Brief:
The expected output is a copy of every line in the records with the string "label".

[Entries from a dataset of interfaces]
*****

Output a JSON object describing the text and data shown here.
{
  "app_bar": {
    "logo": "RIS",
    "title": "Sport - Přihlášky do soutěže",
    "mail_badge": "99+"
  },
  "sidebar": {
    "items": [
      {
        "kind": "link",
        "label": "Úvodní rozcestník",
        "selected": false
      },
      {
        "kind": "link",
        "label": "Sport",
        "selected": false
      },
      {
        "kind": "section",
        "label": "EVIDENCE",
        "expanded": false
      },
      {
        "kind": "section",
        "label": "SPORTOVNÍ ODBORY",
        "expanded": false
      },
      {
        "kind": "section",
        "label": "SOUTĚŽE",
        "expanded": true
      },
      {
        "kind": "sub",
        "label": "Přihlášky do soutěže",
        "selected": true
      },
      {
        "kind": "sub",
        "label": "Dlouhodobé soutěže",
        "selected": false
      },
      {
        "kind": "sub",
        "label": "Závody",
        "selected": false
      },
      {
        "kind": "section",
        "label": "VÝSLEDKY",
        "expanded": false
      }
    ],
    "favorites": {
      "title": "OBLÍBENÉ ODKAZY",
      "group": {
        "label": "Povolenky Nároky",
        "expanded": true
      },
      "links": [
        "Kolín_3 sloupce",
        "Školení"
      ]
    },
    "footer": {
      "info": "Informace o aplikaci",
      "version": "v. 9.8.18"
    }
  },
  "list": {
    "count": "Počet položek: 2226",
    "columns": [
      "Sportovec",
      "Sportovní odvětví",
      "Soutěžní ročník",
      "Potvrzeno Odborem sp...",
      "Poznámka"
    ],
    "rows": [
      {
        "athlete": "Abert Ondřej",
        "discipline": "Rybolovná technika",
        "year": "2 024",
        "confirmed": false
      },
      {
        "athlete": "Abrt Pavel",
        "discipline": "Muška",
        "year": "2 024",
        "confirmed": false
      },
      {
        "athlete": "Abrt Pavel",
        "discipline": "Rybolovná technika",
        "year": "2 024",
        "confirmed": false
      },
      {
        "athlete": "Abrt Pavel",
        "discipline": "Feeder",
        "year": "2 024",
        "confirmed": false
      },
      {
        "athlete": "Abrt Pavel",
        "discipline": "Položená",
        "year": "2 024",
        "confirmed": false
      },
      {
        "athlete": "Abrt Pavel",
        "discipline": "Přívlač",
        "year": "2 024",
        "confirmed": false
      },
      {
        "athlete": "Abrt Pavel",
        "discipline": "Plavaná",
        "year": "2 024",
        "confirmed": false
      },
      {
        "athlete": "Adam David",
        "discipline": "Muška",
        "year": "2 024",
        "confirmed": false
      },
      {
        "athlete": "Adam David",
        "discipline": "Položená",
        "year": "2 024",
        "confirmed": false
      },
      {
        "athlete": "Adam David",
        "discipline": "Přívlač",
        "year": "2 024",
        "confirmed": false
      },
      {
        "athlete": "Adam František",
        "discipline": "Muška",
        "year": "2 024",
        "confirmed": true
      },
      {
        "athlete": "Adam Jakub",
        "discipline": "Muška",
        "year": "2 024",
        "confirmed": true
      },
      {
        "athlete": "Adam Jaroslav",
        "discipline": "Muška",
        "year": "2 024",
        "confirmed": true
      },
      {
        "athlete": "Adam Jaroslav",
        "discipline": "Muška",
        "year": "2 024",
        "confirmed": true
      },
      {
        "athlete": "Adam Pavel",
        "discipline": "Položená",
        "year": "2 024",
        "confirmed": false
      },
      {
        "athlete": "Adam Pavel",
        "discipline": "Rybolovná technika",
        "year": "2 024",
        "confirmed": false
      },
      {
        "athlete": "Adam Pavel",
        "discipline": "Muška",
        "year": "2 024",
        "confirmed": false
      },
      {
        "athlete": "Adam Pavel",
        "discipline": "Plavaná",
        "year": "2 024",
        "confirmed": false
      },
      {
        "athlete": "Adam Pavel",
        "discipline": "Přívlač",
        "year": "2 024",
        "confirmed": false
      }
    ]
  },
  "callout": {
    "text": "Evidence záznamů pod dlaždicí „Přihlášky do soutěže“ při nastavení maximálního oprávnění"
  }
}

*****

Answer:
        "label": "Úvodní rozcestník",
        "label": "Sport",
        "label": "EVIDENCE",
        "label": "SPORTOVNÍ ODBORY",
        "label": "SOUTĚŽE",
        "label": "Přihlášky do soutěže",
        "label": "Dlouhodobé soutěže",
        "label": "Závody",
        "label": "VÝSLEDKY",
        "label": "Povolenky Nároky",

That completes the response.